I read in the paper this morning that NB exporters are worried about Obama’s new jobs bill which calls for preference towards companies that employ Americans in America.  At the same time I get Tweets and Facebook posts from people calling for “a New Brunswick for New Brunswickers” and talking about restricting trade.  My wife sent me an email that someone sent her advocating cleansing your home of everything made in China.

Protectionism has always surged after recessions/depressions.  Even in the late 19th century, when the U.S. economy soured there were efforts to raise tariffs higher and restrict trade.
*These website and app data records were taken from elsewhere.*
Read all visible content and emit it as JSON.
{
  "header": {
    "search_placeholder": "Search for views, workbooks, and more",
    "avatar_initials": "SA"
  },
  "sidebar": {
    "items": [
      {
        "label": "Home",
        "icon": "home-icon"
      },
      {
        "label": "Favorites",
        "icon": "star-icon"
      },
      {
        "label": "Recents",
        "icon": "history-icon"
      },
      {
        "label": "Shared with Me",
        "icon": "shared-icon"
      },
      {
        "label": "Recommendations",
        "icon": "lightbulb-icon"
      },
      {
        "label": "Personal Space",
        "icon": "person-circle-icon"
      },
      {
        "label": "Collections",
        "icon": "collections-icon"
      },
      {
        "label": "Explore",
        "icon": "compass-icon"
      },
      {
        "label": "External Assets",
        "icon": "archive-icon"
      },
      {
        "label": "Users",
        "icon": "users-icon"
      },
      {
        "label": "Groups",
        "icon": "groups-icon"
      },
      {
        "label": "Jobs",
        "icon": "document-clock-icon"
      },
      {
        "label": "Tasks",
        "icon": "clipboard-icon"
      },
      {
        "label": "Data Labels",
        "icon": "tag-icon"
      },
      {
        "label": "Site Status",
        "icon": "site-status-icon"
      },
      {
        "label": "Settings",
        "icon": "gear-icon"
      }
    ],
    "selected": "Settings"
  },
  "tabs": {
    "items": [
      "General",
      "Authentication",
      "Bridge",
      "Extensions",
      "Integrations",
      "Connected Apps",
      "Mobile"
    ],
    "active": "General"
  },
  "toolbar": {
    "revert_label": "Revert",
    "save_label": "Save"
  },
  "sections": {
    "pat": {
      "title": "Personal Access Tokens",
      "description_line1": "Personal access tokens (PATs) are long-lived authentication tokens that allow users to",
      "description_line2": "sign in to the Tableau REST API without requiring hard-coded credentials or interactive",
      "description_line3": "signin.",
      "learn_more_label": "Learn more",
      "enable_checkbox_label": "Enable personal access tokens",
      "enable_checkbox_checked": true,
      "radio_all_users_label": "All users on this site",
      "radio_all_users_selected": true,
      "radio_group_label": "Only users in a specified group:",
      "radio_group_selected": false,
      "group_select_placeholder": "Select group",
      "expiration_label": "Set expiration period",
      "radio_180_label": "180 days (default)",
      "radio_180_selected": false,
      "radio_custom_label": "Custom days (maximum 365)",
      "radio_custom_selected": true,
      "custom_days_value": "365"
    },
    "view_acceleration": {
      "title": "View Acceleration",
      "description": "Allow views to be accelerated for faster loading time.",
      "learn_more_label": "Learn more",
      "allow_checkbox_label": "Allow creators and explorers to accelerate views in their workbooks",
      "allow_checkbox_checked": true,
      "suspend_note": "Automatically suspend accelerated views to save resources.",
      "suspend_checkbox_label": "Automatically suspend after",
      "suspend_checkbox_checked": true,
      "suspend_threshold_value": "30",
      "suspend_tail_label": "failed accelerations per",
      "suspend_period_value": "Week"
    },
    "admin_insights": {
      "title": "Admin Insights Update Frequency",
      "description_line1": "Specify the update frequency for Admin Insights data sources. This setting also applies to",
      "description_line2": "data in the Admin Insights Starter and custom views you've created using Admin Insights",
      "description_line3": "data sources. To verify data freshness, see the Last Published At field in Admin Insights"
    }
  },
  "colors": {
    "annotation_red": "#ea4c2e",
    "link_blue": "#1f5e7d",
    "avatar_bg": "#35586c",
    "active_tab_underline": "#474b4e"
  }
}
The challenge today is that we have a mostly open economy and we have structured it on widespread trade.   It would be a huge challenge to put the genie back in the bottle and it would cause deeper economic problems – for just about everyone.

The focus needs to be on comparative advantage – the fundamental premise behind market economies and free trade.   For it to be effective, free trade assumes that each of the parties involved with have strengths the others do not.  If a small handful of countries saw all the benefit and everyone else suffered – particularly in democratic societies – that would lead to an end of free trade.

Canada still bases its comparative advantage on natural resources and a smaller focus on some high value exportable goods and service sectors.  Like Australia, the focus has shifted even more to natural resources in recent years causing people to worry about Dutch disease.  This does cause trouble for smaller places like New Brunswick with exporters trying to compete in a world where the Canadian dollar is at par with the U.S.

I don’t think most people understand the complications associated with this.  If at 70 cents, a New Brunswick exporter was making a strong 25% profit on sales to the U.S. that entire margin has been wiped out in recent years.  Either the exporter finds a way to reduce costs – or they find new markets or they go out of business.

In my opinion, protectionism is not the answer, a focus on comparative advantage is.